Paper Title: Tactical deployment of vernacular literature in wartime Jiangnan (1853-1864)
In this paper, I address the way “maverick philanthropist” Yu Zhi (1809-1874) adopted a stance on vernacular literature that allowed him to call for bans on popular works like Shuihu zhuan and Xixiang ji even as he also composed vernacular works intended for widespread consumption. I argue that during and after the Taiping War (1851-1864), this Jiangnan schoolteacher sought to tactically deploy vernacular literary productions, including plays, tanci, and baojuan, in opposition to vernacular works that he condemned for inculcating the immoral values that had drawn down heavenly judgment in the form of Taiping forces.

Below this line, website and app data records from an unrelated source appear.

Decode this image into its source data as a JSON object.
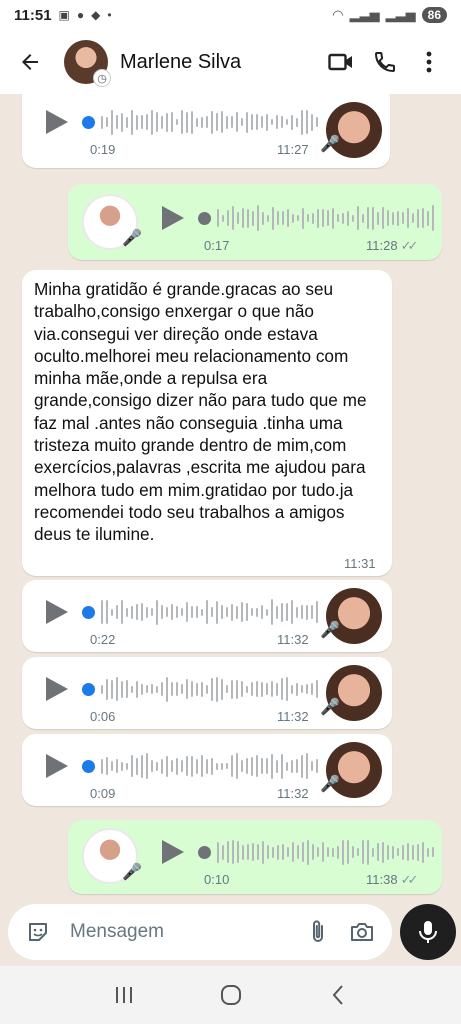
{
  "status_bar": {
    "time": "11:51",
    "battery": "86"
  },
  "header": {
    "contact_name": "Marlene Silva",
    "back_icon": "arrow-left-icon",
    "video_icon": "video-call-icon",
    "call_icon": "phone-icon",
    "menu_icon": "more-vertical-icon"
  },
  "messages": [
    {
      "type": "audio",
      "direction": "in",
      "duration": "0:19",
      "time": "11:27"
    },
    {
      "type": "audio",
      "direction": "out",
      "duration": "0:17",
      "time": "11:28",
      "status": "read"
    },
    {
      "type": "text",
      "direction": "in",
      "text": "Minha gratidão é grande.gracas ao seu trabalho,consigo enxergar o que não via.consegui ver direção onde estava oculto.melhorei meu relacionamento com minha mãe,onde a repulsa era grande,consigo dizer não para tudo que me faz mal .antes não conseguia .tinha uma tristeza muito grande dentro de mim,com exercícios,palavras ,escrita me ajudou para melhora tudo em mim.gratidao por tudo.ja recomendei todo seu trabalhos a amigos deus te ilumine.",
      "time": "11:31"
    },
    {
      "type": "audio",
      "direction": "in",
      "duration": "0:22",
      "time": "11:32"
    },
    {
      "type": "audio",
      "direction": "in",
      "duration": "0:06",
      "time": "11:32"
    },
    {
      "type": "audio",
      "direction": "in",
      "duration": "0:09",
      "time": "11:32"
    },
    {
      "type": "audio",
      "direction": "out",
      "duration": "0:10",
      "time": "11:38",
      "status": "read"
    }
  ],
  "input": {
    "placeholder": "Mensagem",
    "sticker_icon": "sticker-icon",
    "attach_icon": "paperclip-icon",
    "camera_icon": "camera-icon",
    "mic_icon": "microphone-icon"
  },
  "nav": {
    "recents_icon": "recents-icon",
    "home_icon": "home-icon",
    "back_icon": "back-chevron-icon"
  },
  "colors": {
    "incoming_bubble": "#ffffff",
    "outgoing_bubble": "#d9fdd3",
    "chat_background": "#efe7dd",
    "progress_blue": "#1d7ae9"
  }
}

Confucian evangelicals like Yu Zhi, recognizing the failure of their pedagogical methods, instead attempted to reach uneducated at their own level via the specific genres of media they were supposed to prefer. Yu proclaimed that his new plays (and by extension, the entire spread of his vernacular works) were like medications for diseases common throughout the population, remedies that maximized philanthropic efforts to heal the moral illnesses of the poor. Popular literature, particularly vernacular performance texts written for the benefit of illiterate masses were the correct medicine for the wholesale reform of society from the bottom up. Composing and distributing them was as much a philanthropic good as donating medication in plague time. In other words, during the mid 19th century, vernacular literature was the only thing standing between the average Chinese and death by heaven’s painful retribution, embodied here by battalions of long-haired Taipings.